LOUDON, N.H. – A Goodyear official said there hasn’t been discussions yet with NASCAR about using a lower-downforce package in the Chase for the Sprint Cup.
Greg Stucker, the director of race tire sales for the tire supplier, said Goodyear would need to know within the next week if NASCAR wanted to use a softer tire to match a lower-downforce package if it were implemented for the Sept. 20 race at Chicagoland Speedway that will open the Chase.
“I think we’d have to sit down and look at it pretty hard and see what our options would be,” Stucker said when asked what might happen if NASCAR wanted to use a lower-downforce version. “We haven’t had that serious conversation yet because that really hasn’t been proposed to us.”
It’s possible that Goodyear could bring the tire it already confirmed for Chicagoland race with the current rules package during a test this week.
Last Saturday’s race at Kentucky Speedway marked the debut of the lower-downforce approach, but there wasn’t time to build a tire intended to match the package. It seemed to matter little as green-flag passes spiked by 132 percent.
Some drivers have lobbied for a softer tire with lower downforce so they can enjoy more comfort, grip and stability in making passes. But there seemed no problems with the durability of the “unmatched” tire at Kentucky.
“If you look at how Kentucky went and the level of grip vs. the level of downforce, you could extrapolate to say that Chicagoland would probably be similar,” Stucker said. “I think we’d probably want to go back and confirm that and look at that briefly.”
The lower-downforce package will be used again Sept. 6 at Darlington Raceway for the Southern 500. Goodyear is building a softer tire for that race after being able to test with the new rules last month. That compound produced more grip and slightly faster lap times that virtually matched the speeds produced with the current downforce rules.
The Darlington change was made with about 10 weeks of lead time. Stucker said Goodyear prefers to have about three months to manufacture the more than 1,000 tires that are needed for a Sprint Cup weekend.
“Obviously we’ve pulled the trigger on a few (races) a little sooner,” he said. “We can adjust with that. I’m talking about the ideal world, you just like to plan accordingly. We always like to factor in about 90 days, but things are moving kind of quickly here. We’re trying to be as flexible as we can. We’re trying to put the plan on notice there could be changes, and we need to react as we can.”
Stucker confirmed that Goodyear tested a softer tire with the lower-downforce package at Chicagoland but encountered blistering problems with the right side after 20 laps.

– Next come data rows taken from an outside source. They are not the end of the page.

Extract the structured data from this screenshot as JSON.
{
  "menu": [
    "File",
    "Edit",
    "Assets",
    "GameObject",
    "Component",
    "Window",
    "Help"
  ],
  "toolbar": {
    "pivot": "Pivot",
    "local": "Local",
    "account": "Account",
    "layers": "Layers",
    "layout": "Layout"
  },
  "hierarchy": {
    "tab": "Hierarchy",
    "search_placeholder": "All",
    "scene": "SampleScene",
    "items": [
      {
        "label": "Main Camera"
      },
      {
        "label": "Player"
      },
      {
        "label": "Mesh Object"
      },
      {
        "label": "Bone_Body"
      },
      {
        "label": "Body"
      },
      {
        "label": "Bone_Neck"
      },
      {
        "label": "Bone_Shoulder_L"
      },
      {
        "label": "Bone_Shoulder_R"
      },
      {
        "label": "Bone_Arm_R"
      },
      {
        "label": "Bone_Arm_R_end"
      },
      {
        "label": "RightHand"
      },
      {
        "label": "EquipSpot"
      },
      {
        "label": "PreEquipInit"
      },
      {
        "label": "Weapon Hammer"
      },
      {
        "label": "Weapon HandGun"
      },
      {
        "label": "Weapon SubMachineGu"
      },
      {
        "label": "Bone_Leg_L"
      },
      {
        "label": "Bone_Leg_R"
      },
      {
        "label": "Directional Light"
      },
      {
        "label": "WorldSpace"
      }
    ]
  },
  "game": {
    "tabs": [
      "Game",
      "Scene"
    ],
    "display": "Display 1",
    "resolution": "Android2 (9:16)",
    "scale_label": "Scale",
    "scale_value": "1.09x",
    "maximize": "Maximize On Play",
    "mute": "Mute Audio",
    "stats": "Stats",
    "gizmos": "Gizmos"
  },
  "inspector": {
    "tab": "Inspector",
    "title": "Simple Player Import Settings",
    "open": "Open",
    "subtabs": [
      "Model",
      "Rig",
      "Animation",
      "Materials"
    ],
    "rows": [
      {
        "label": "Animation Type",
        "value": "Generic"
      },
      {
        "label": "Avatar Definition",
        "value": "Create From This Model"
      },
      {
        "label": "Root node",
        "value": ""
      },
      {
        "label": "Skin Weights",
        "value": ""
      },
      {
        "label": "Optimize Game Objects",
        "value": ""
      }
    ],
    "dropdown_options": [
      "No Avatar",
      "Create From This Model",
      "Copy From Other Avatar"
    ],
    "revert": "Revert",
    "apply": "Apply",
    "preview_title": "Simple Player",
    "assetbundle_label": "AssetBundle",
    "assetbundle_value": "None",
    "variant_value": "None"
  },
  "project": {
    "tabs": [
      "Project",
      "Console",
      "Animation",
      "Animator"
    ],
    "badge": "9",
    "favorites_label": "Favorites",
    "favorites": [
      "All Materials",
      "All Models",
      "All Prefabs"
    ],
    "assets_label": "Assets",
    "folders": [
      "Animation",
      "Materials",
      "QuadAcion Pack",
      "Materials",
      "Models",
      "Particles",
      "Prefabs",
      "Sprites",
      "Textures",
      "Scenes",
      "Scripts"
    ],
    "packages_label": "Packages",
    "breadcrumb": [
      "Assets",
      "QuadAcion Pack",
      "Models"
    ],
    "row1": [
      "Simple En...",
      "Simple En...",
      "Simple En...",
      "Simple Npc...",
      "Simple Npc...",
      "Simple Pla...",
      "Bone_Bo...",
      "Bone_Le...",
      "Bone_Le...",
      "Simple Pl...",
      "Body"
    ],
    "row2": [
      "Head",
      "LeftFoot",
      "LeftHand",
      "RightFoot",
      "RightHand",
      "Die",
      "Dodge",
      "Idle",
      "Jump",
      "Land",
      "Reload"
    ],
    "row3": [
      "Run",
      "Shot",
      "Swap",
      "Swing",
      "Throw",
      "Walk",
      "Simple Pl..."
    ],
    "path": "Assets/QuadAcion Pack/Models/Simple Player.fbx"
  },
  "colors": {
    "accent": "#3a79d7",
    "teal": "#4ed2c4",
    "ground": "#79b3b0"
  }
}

“We simply were a little too soft, a little too hung out,” Stucker said. “That’s not going to be the package that’ll work for Chicago in that configuration.”
Stucker said Goodyear wouldn’t built two sets of tires – one for the current rules and one for lower downforce – to extend the deadline for choosing between them.
“I think everyone understands by the nature of how much product we have to produce, and the time it takes to produce them, we’re not as flexible as everyone else is,” he said. “I think everybody recognizes that. We’re trying to move things around and be as flexible as we can. So, we’ll react as we need to. I think everyone would like to have those data points.
“I think we have Kentucky, where we had a minor grip improvement, but in everybody’s eyes, maybe that wasn’t ideal from a grip perspective. But maybe it was. Now we go to Darlington and add that grip back. We’ll have two really good data points with that configuration.”